In the dark ages, every man was his own manufacturer. I meet with the appointment in monasteries of “Pergamenarius — officium in monasteriis, — apud Adalardum in Statut. Corbinensis, l. 1, c. 1. Qui Pergamena parabat, et est in vita B. Mariani Abbat. Ratispon. n. 9. (Du Cange) Adelardus (A. 753-826) was of the blood royal in France, and founded the monastery of Corbio in Saxony. I quote from memory, but if I mistake not, by the capitulary of Charlemagne, monks were intitled to the skins of animals taken in hunting, to make covers for their books.

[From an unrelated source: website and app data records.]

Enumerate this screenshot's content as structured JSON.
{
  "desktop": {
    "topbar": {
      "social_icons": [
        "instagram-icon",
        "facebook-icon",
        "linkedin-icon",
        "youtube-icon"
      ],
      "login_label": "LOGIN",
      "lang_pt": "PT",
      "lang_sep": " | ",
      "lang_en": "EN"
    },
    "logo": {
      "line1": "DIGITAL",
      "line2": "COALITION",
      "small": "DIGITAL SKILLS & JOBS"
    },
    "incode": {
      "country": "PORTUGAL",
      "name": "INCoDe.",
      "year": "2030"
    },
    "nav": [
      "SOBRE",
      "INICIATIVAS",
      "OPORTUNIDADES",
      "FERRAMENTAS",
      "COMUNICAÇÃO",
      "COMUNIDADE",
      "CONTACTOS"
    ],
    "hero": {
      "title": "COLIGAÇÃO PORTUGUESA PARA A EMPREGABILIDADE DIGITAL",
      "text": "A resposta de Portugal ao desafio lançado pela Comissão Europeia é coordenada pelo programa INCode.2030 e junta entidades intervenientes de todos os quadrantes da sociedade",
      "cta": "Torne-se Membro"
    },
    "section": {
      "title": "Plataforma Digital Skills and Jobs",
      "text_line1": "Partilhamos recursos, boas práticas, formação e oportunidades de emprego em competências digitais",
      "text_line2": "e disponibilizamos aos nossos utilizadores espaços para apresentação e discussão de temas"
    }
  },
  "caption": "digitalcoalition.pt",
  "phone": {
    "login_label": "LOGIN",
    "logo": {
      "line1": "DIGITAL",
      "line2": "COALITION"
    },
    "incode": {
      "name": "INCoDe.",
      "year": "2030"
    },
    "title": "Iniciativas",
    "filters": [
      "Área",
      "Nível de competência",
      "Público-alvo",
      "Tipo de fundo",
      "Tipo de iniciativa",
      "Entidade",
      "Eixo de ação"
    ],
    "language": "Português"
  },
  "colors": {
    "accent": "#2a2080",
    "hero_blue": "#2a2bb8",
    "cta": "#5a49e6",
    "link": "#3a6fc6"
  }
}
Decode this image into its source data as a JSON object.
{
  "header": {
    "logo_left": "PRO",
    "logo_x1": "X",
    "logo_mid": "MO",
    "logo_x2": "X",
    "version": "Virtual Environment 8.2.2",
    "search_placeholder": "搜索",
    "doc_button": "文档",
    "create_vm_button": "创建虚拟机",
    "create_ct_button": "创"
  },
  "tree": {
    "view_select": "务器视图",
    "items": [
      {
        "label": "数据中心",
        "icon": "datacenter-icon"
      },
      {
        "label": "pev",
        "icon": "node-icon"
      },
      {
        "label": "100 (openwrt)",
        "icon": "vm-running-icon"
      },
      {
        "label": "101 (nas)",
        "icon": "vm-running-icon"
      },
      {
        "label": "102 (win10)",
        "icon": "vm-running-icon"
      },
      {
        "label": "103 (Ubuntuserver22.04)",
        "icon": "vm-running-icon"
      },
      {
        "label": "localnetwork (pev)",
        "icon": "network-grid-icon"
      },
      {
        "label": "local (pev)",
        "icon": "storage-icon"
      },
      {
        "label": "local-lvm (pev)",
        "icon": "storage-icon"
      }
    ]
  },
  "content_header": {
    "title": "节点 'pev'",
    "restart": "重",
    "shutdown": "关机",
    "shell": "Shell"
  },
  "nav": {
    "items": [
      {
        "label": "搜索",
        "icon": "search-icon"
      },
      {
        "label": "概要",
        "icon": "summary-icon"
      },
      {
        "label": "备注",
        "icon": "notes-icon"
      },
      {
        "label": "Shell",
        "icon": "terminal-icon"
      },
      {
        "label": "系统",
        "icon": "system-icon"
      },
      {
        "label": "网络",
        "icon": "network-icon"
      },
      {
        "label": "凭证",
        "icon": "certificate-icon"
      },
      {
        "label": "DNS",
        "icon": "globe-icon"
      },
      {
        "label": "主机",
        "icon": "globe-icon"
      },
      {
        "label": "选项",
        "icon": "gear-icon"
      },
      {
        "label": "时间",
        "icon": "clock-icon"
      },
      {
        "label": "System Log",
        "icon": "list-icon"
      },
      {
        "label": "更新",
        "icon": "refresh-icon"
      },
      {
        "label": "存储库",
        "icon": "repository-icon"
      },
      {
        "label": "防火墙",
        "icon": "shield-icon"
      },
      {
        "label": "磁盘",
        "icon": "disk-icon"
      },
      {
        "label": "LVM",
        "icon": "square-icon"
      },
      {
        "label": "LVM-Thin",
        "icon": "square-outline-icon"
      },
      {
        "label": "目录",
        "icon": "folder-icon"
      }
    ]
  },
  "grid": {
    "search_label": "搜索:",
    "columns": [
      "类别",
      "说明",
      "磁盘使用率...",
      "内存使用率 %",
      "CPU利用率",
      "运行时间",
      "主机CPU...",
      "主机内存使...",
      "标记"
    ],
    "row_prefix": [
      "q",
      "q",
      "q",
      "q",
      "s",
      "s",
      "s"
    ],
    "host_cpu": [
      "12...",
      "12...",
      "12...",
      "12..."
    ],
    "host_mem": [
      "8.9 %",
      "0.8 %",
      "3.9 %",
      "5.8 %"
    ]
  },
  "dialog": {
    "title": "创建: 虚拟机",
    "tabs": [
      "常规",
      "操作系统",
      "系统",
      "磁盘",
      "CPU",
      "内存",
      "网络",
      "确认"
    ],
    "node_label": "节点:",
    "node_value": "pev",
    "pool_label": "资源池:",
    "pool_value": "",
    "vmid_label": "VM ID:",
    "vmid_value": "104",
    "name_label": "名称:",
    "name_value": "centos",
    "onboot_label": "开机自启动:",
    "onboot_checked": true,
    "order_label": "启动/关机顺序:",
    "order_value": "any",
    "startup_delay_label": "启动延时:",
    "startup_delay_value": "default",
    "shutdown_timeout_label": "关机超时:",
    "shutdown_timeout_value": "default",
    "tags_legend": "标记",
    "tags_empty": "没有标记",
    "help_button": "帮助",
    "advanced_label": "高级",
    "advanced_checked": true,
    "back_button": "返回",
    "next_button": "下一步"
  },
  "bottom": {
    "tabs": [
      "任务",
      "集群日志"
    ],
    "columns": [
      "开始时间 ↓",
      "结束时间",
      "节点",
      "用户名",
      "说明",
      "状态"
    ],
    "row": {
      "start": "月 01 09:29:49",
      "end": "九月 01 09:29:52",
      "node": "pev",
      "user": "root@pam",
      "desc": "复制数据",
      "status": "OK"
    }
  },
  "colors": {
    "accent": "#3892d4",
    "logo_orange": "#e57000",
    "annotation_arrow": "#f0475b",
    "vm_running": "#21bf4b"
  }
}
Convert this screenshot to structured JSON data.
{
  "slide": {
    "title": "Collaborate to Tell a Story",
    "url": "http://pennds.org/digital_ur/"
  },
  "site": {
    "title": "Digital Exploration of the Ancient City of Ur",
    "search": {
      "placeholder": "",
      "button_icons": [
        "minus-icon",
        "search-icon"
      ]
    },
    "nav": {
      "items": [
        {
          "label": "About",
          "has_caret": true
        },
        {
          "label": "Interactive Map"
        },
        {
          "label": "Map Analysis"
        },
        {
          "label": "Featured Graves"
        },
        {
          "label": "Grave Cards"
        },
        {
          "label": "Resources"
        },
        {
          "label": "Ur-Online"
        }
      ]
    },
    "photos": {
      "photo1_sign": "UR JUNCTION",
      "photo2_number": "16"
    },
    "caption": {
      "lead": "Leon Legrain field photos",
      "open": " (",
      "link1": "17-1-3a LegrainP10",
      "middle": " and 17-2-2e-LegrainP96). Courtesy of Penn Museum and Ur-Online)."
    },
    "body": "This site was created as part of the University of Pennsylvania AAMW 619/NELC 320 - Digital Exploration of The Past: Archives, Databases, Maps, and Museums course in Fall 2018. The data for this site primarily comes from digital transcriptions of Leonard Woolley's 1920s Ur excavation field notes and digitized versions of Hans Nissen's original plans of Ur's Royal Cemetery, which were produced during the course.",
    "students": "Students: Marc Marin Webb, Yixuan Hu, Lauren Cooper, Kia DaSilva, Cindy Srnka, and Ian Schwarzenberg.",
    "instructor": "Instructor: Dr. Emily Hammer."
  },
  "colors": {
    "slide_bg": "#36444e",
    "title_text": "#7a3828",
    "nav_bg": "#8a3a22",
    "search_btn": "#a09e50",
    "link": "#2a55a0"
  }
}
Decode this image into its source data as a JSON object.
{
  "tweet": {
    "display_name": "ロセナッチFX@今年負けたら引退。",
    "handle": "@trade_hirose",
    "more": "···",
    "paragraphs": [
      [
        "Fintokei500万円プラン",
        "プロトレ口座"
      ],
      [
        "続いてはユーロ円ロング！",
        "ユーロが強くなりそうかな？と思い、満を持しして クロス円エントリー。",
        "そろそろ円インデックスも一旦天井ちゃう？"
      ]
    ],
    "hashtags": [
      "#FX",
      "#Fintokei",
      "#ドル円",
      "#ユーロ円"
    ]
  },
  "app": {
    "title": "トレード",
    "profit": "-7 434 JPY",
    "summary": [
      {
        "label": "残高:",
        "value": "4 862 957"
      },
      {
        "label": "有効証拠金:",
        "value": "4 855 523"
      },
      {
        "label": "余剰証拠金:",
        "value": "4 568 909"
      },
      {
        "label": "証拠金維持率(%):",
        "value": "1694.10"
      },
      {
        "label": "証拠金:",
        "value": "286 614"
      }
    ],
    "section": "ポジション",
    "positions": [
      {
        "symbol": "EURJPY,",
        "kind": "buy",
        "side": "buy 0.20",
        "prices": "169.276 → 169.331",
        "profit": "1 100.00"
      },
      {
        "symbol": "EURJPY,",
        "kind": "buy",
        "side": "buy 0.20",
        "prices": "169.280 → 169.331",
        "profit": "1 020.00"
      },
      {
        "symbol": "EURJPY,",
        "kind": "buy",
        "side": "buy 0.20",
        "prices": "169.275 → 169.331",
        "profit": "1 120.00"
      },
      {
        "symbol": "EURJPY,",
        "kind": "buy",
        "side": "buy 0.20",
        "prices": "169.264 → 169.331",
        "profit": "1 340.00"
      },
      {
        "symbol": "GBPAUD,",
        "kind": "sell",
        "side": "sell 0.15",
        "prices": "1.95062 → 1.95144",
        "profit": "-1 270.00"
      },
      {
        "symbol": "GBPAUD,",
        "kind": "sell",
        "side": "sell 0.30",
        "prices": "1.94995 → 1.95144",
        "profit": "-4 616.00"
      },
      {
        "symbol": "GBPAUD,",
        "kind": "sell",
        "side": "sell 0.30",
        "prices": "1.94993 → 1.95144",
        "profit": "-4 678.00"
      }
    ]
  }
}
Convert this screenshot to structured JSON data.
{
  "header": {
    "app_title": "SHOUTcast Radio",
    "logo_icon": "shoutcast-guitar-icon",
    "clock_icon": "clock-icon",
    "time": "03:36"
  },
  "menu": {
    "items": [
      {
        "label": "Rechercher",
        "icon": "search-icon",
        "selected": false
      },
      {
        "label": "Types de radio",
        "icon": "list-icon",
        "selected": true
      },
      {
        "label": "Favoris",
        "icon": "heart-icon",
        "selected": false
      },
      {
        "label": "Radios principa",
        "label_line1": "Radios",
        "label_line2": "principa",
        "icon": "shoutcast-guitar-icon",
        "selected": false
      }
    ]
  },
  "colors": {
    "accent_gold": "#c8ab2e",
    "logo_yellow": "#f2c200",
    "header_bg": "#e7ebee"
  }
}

* The terms miniator and illuminator, are not unfrequently used in common. The first is, however, derived from the colouring substance used; it has not properly any reference to the diminutive size of the picture represented, nor is it exclusively so considered by the modern Italians. “Miniare, quasi minio describere. Relever en vermeillon.. Joann. de Janua. Miniare minio præparare vel scribere minio. Miniator, qui minio scribit, vel præparat minium. Miniographus qui minio scribit. Miniographia, scriptura cum minio facta. (Du Cange.) Illuminator, Aurarius pictor, qui libros variis figuris, iisque aureis condecorat. Illuminare, pingere coloribus, adumbrare, and the word was employed so early as the 8th century, in a less contracted manner; and the following passage from the Epistles of Alcuinus, (No. 1.) may perhaps explain the origin of that branch of the art. — “Quosdam stellarum ordine, ceu picto cujuslibet magnæ domus culmine inluminari gestio.” (Du Cange.)